Posted by: Eric Siebert
Eric Siebert, Fault Tolerance, VMware, vSphere
While looking at the newly published VMware KnowledgeBase article on processor support for the new Fault Tolerance (FT) feature last week, I noticed a link to a new utility called SiteSurvey. While it wasn’t active at the time, this week SiteSurvey is available for download.
This utility specifically tests to see if the hosts in your clusters are compatible with the new Fault Tolerance feature. It is available as either a Windows or Linux download and once you install and run it, you will be prompted to connect to a vCenter Server.
Once it connects to the vCenter Server you can choose from your available clusters to generate a SiteSurvery report that shows whether or not your hosts support FT and if the hosts and VMs meet the individual prerequisites to use the feature. You can also click on links in the report that will give you detailed information about all the prerequisites along with compatible CPU charts. These links go to VMware’s website and display the help document for the SiteSurvey utility, which is full of great information including some of the following prerequisites for FT.
- The vLockstep technology used by FT requires the physical processor extensions added to the latest processors from Intel and AMD. In order to run FT, a host must have an FT-capable processor, and both hosts running an FT VM pair must be in the same processor family.
- When ESX hosts are used together in an FT cluster, their processor speeds must be matched fairly closely to ensure that the hosts can stay in sync. VMware SiteSurvey will flag any CPU speeds that are different by more than 400 MHz.
- ESX hosts running the FT VM pair must be running at least ESX 4.0, and must be running the same build number of ESX.
- FT requires each member of the FT cluster to have a minimum of two NICs with speeds of at least 1 Gb per second. Each NIC must also be on the same network.
- FT requires each member of the FT cluster to have two virtual NICs, one for logging and one for VMotion. VMware SiteSurvey will flag ESX hosts which do not contain as least two virtual NICs.

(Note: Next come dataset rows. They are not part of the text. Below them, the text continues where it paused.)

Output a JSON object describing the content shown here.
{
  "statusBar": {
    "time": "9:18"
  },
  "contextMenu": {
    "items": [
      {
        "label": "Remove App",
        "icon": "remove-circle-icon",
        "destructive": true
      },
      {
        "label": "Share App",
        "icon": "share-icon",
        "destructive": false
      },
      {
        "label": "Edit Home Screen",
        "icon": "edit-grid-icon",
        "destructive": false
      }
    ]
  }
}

- ESX hosts used together as an FT cluster must share storage for the protected Virtual Machines. For this reason VMware SiteSurvey lists the shared storage it detects for each ESX host and flags hosts which do not have any shared storage in common. In addition, a FT-protected VM must itself be stored on shared storage and any disks connected to it must be shared storage.
- At this time, FT only supports single-processor virtual machines. VMware SiteSurvey flags virtual machines that are configured with more than one processor. To use FT with those VMs, you must reconfigure them as single-CPU VMs.
- FT will not work with virtual disks backed with thin-provisioned storage or disks that do not have clustering features enabled. When you turn on FT, the conversion to the appropriate disk format is performed by default.
- Snapshots must be removed before FT can be enabled on a virtual machine. In addition, it is not possible to take snapshots of virtual machines on which FT is enabled.
- FT is not supported with virtual machines that have CD-ROM or floppy virtual devices backed by a physical or remote device. To use FT with a virtual machine with this issue, remove the CD-ROM or floppy virtual device or reconfigure the backing with an ISO installed on shared storage.
- Physical Raw Disk Mapping (RDM) is not supported with FT. You may only use virtual RDMs.
- Paravirtualized guests are not supported with FT. To use FT with a virtual machine with this issue, reconfigure the virtual machine without a VMI ROM.
- N_Port ID Virtualization (NPIV) is not supported with FT. To use FT with a virtual machine with this issue, disable the NPIV configuration of the virtual machine.
Here’s part of the online help guide:
Here’s some of the information from a sample report:
So if you plan on using FT be sure and check out this utility to check out your hosts and also to learn about the many pre-requisites for using this great new feature.